§ **Task description**: Your answer should be an exact copy of all the entries, free of pictures.

§ **Records supplied**:
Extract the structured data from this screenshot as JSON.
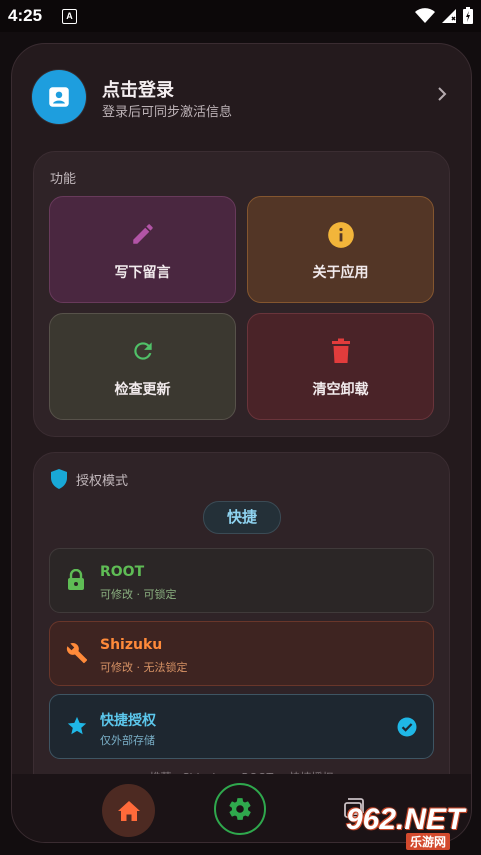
{
  "status_bar": {
    "time": "4:25",
    "notif_letter": "A"
  },
  "profile": {
    "title": "点击登录",
    "subtitle": "登录后可同步激活信息"
  },
  "features": {
    "title": "功能",
    "tiles": [
      {
        "label": "写下留言",
        "icon": "pencil-icon",
        "color": "#b254a6"
      },
      {
        "label": "关于应用",
        "icon": "info-icon",
        "color": "#f2b53a"
      },
      {
        "label": "检查更新",
        "icon": "refresh-icon",
        "color": "#50c168"
      },
      {
        "label": "清空卸载",
        "icon": "trash-icon",
        "color": "#e23c3c"
      }
    ]
  },
  "auth": {
    "title": "授权模式",
    "chip": "快捷",
    "options": [
      {
        "name": "ROOT",
        "desc": "可修改 · 可锁定",
        "icon": "lock-icon"
      },
      {
        "name": "Shizuku",
        "desc": "可修改 · 无法锁定",
        "icon": "wrench-icon"
      },
      {
        "name": "快捷授权",
        "desc": "仅外部存储",
        "icon": "star-icon",
        "selected": true
      }
    ],
    "recommend": "推荐：Shizuku > ROOT > 快捷授权"
  },
  "nav": {
    "items": [
      "home-icon",
      "gear-icon",
      "image-icon"
    ]
  },
  "watermark": {
    "main": "962.NET",
    "sub": "乐游网"
  }
}
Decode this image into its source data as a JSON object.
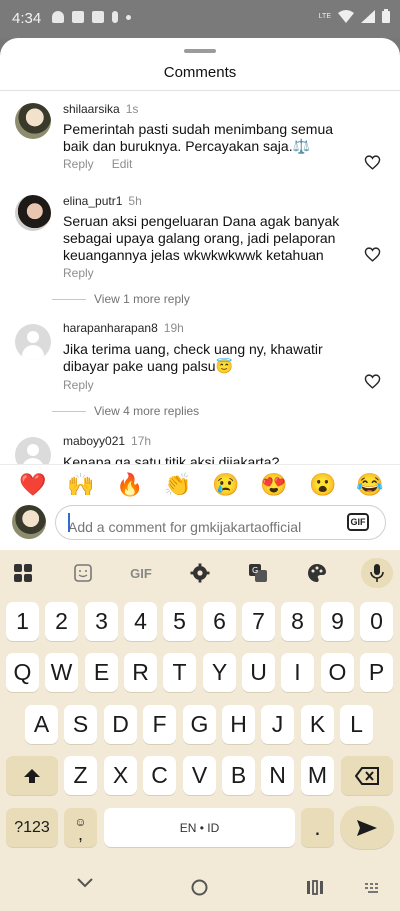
{
  "status_bar": {
    "time": "4:34",
    "network": "LTE"
  },
  "sheet": {
    "title": "Comments"
  },
  "comments": [
    {
      "username": "shilaarsika",
      "time": "1s",
      "text": "Pemerintah pasti sudah menimbang semua baik dan buruknya. Percayakan saja.⚖️",
      "reply": "Reply",
      "edit": "Edit"
    },
    {
      "username": "elina_putr1",
      "time": "5h",
      "text": "Seruan aksi pengeluaran Dana agak banyak sebagai upaya galang orang, jadi pelaporan keuangannya jelas wkwkwkwwk ketahuan",
      "reply": "Reply",
      "view_more": "View 1 more reply"
    },
    {
      "username": "harapanharapan8",
      "time": "19h",
      "text": "Jika terima uang, check uang ny, khawatir dibayar pake uang palsu😇",
      "reply": "Reply",
      "view_more": "View 4 more replies"
    },
    {
      "username": "maboyy021",
      "time": "17h",
      "text": "Kenapa ga satu titik aksi dijakarta?"
    }
  ],
  "emoji_bar": [
    "❤️",
    "🙌",
    "🔥",
    "👏",
    "😢",
    "😍",
    "😮",
    "😂"
  ],
  "composer": {
    "placeholder": "Add a comment for gmkijakartaofficial",
    "gif_label": "GIF"
  },
  "keyboard": {
    "toolbar_gif": "GIF",
    "row_numbers": [
      "1",
      "2",
      "3",
      "4",
      "5",
      "6",
      "7",
      "8",
      "9",
      "0"
    ],
    "row_1": [
      "Q",
      "W",
      "E",
      "R",
      "T",
      "Y",
      "U",
      "I",
      "O",
      "P"
    ],
    "row_2": [
      "A",
      "S",
      "D",
      "F",
      "G",
      "H",
      "J",
      "K",
      "L"
    ],
    "row_3": [
      "Z",
      "X",
      "C",
      "V",
      "B",
      "N",
      "M"
    ],
    "symbols_key": "?123",
    "comma_key": ",",
    "space_label": "EN • ID",
    "period_key": "."
  }
}
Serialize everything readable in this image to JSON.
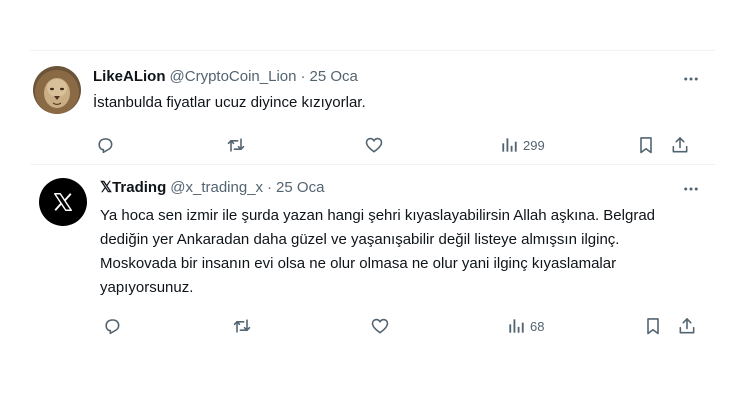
{
  "colors": {
    "text_primary": "#0f1419",
    "text_secondary": "#536471",
    "divider": "#eff3f4"
  },
  "tweets": [
    {
      "avatar_icon": "lion-avatar",
      "name": "LikeALion",
      "handle": "@CryptoCoin_Lion",
      "separator": "·",
      "date": "25 Oca",
      "text": "İstanbulda fiyatlar ucuz diyince kızıyorlar.",
      "views": "299",
      "icons": [
        "reply-icon",
        "retweet-icon",
        "like-icon",
        "views-icon",
        "bookmark-icon",
        "share-icon",
        "more-icon"
      ]
    },
    {
      "avatar_icon": "x-logo-avatar",
      "name": "𝕏Trading",
      "handle": "@x_trading_x",
      "separator": "·",
      "date": "25 Oca",
      "text": "Ya hoca sen izmir ile şurda yazan hangi şehri kıyaslayabilirsin Allah aşkına. Belgrad dediğin yer Ankaradan daha güzel ve yaşanışabilir değil listeye almışsın ilginç. Moskovada bir insanın evi olsa ne olur olmasa ne olur yani ilginç kıyaslamalar yapıyorsunuz.",
      "views": "68",
      "icons": [
        "reply-icon",
        "retweet-icon",
        "like-icon",
        "views-icon",
        "bookmark-icon",
        "share-icon",
        "more-icon"
      ]
    }
  ]
}
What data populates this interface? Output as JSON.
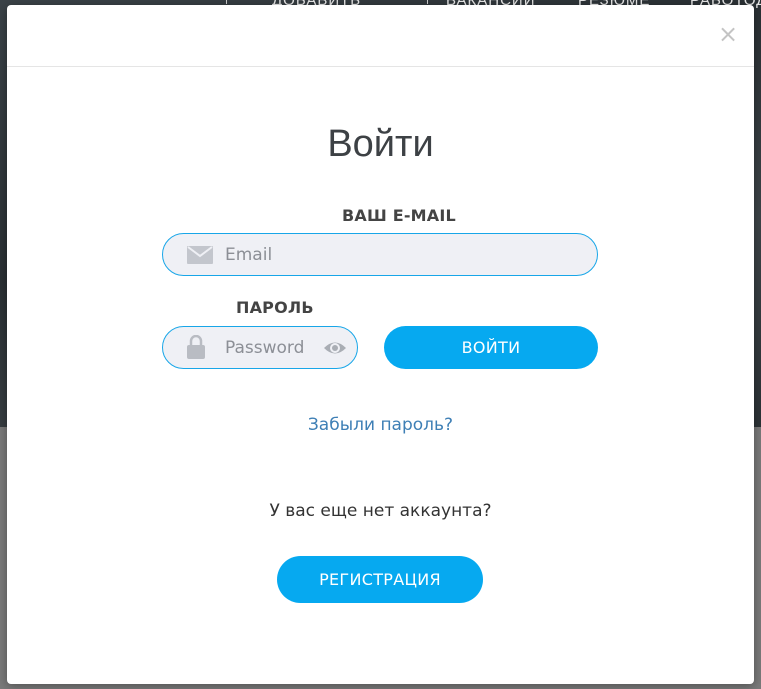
{
  "background": {
    "nav_items": [
      "ДОБАВИТЬ",
      "ВАКАНСИИ",
      "РЕЗЮМЕ",
      "РАБОТОД"
    ]
  },
  "modal": {
    "close_icon": "close-icon",
    "title": "Войти",
    "email": {
      "label": "ВАШ E-MAIL",
      "placeholder": "Email",
      "value": "",
      "icon": "mail-icon"
    },
    "password": {
      "label": "ПАРОЛЬ",
      "placeholder": "Password",
      "value": "",
      "icon": "lock-icon",
      "toggle_icon": "eye-icon"
    },
    "login_button": "ВОЙТИ",
    "forgot_link": "Забыли пароль?",
    "no_account_text": "У вас еще нет аккаунта?",
    "register_button": "РЕГИСТРАЦИЯ"
  },
  "colors": {
    "accent": "#06a9f0",
    "input_border": "#18a6e8",
    "link": "#3e7fb5",
    "input_bg": "#eff0f5"
  }
}
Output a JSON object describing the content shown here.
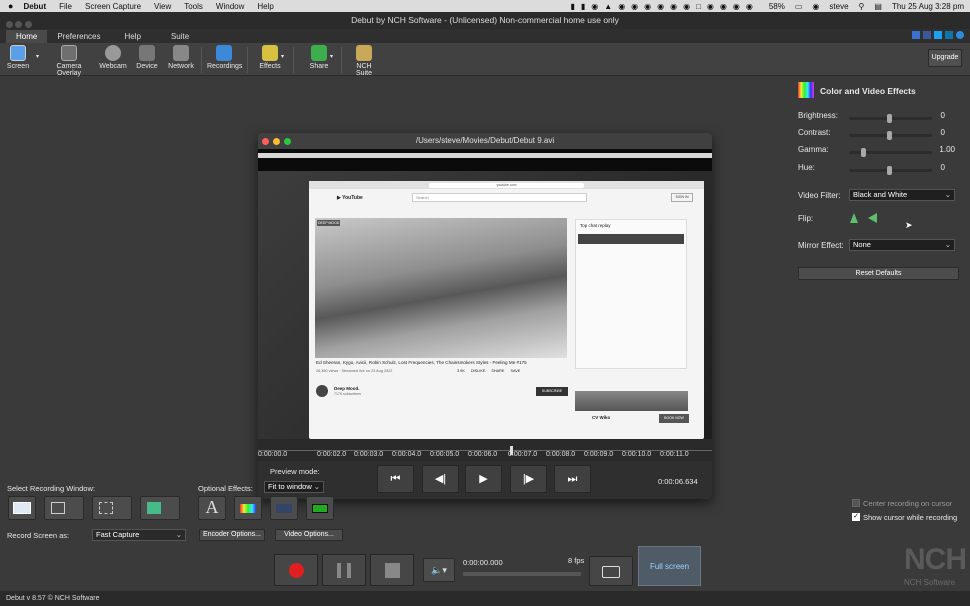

§ **Output for this task**:
Extract the structured data from this screenshot as JSON.
{
  "status_bar": {
    "time": "4:25",
    "notif_letter": "A"
  },
  "profile": {
    "title": "点击登录",
    "subtitle": "登录后可同步激活信息"
  },
  "features": {
    "title": "功能",
    "tiles": [
      {
        "label": "写下留言",
        "icon": "pencil-icon",
        "color": "#b254a6"
      },
      {
        "label": "关于应用",
        "icon": "info-icon",
        "color": "#f2b53a"
      },
      {
        "label": "检查更新",
        "icon": "refresh-icon",
        "color": "#50c168"
      },
      {
        "label": "清空卸载",
        "icon": "trash-icon",
        "color": "#e23c3c"
      }
    ]
  },
  "auth": {
    "title": "授权模式",
    "chip": "快捷",
    "options": [
      {
        "name": "ROOT",
        "desc": "可修改 · 可锁定",
        "icon": "lock-icon"
      },
      {
        "name": "Shizuku",
        "desc": "可修改 · 无法锁定",
        "icon": "wrench-icon"
      },
      {
        "name": "快捷授权",
        "desc": "仅外部存储",
        "icon": "star-icon",
        "selected": true
      }
    ],
    "recommend": "推荐：Shizuku > ROOT > 快捷授权"
  },
  "nav": {
    "items": [
      "home-icon",
      "gear-icon",
      "image-icon"
    ]
  },
  "watermark": {
    "main": "962.NET",
    "sub": "乐游网"
  }
}
Decode this image into its source data as a JSON object.
{
  "status_bar": {
    "time": "4:34",
    "network": "LTE"
  },
  "sheet": {
    "title": "Comments"
  },
  "comments": [
    {
      "username": "shilaarsika",
      "time": "1s",
      "text": "Pemerintah pasti sudah menimbang semua baik dan buruknya. Percayakan saja.⚖️",
      "reply": "Reply",
      "edit": "Edit"
    },
    {
      "username": "elina_putr1",
      "time": "5h",
      "text": "Seruan aksi pengeluaran Dana agak banyak sebagai upaya galang orang, jadi pelaporan keuangannya jelas wkwkwkwwk ketahuan",
      "reply": "Reply",
      "view_more": "View 1 more reply"
    },
    {
      "username": "harapanharapan8",
      "time": "19h",
      "text": "Jika terima uang, check uang ny, khawatir dibayar pake uang palsu😇",
      "reply": "Reply",
      "view_more": "View 4 more replies"
    },
    {
      "username": "maboyy021",
      "time": "17h",
      "text": "Kenapa ga satu titik aksi dijakarta?"
    }
  ],
  "emoji_bar": [
    "❤️",
    "🙌",
    "🔥",
    "👏",
    "😢",
    "😍",
    "😮",
    "😂"
  ],
  "composer": {
    "placeholder": "Add a comment for gmkijakartaofficial",
    "gif_label": "GIF"
  },
  "keyboard": {
    "toolbar_gif": "GIF",
    "row_numbers": [
      "1",
      "2",
      "3",
      "4",
      "5",
      "6",
      "7",
      "8",
      "9",
      "0"
    ],
    "row_1": [
      "Q",
      "W",
      "E",
      "R",
      "T",
      "Y",
      "U",
      "I",
      "O",
      "P"
    ],
    "row_2": [
      "A",
      "S",
      "D",
      "F",
      "G",
      "H",
      "J",
      "K",
      "L"
    ],
    "row_3": [
      "Z",
      "X",
      "C",
      "V",
      "B",
      "N",
      "M"
    ],
    "symbols_key": "?123",
    "comma_key": ",",
    "space_label": "EN • ID",
    "period_key": "."
  }
}
Serialize everything readable in this image to JSON.
{
  "colors": {
    "text_primary": "#0f1419",
    "text_secondary": "#536471",
    "divider": "#eff3f4"
  },
  "tweets": [
    {
      "avatar_icon": "lion-avatar",
      "name": "LikeALion",
      "handle": "@CryptoCoin_Lion",
      "separator": "·",
      "date": "25 Oca",
      "text": "İstanbulda fiyatlar ucuz diyince kızıyorlar.",
      "views": "299",
      "icons": [
        "reply-icon",
        "retweet-icon",
        "like-icon",
        "views-icon",
        "bookmark-icon",
        "share-icon",
        "more-icon"
      ]
    },
    {
      "avatar_icon": "x-logo-avatar",
      "name": "𝕏Trading",
      "handle": "@x_trading_x",
      "separator": "·",
      "date": "25 Oca",
      "text": "Ya hoca sen izmir ile şurda yazan hangi şehri kıyaslayabilirsin Allah aşkına. Belgrad dediğin yer Ankaradan daha güzel ve yaşanışabilir değil listeye almışsın ilginç. Moskovada bir insanın evi olsa ne olur olmasa ne olur yani ilginç kıyaslamalar yapıyorsunuz.",
      "views": "68",
      "icons": [
        "reply-icon",
        "retweet-icon",
        "like-icon",
        "views-icon",
        "bookmark-icon",
        "share-icon",
        "more-icon"
      ]
    }
  ]
}
What data populates this interface? Output as JSON.
{
  "background": {
    "nav_items": [
      "ДОБАВИТЬ",
      "ВАКАНСИИ",
      "РЕЗЮМЕ",
      "РАБОТОД"
    ]
  },
  "modal": {
    "close_icon": "close-icon",
    "title": "Войти",
    "email": {
      "label": "ВАШ E-MAIL",
      "placeholder": "Email",
      "value": "",
      "icon": "mail-icon"
    },
    "password": {
      "label": "ПАРОЛЬ",
      "placeholder": "Password",
      "value": "",
      "icon": "lock-icon",
      "toggle_icon": "eye-icon"
    },
    "login_button": "ВОЙТИ",
    "forgot_link": "Забыли пароль?",
    "no_account_text": "У вас еще нет аккаунта?",
    "register_button": "РЕГИСТРАЦИЯ"
  },
  "colors": {
    "accent": "#06a9f0",
    "input_border": "#18a6e8",
    "link": "#3e7fb5",
    "input_bg": "#eff0f5"
  }
}
Output a JSON object describing the content shown here.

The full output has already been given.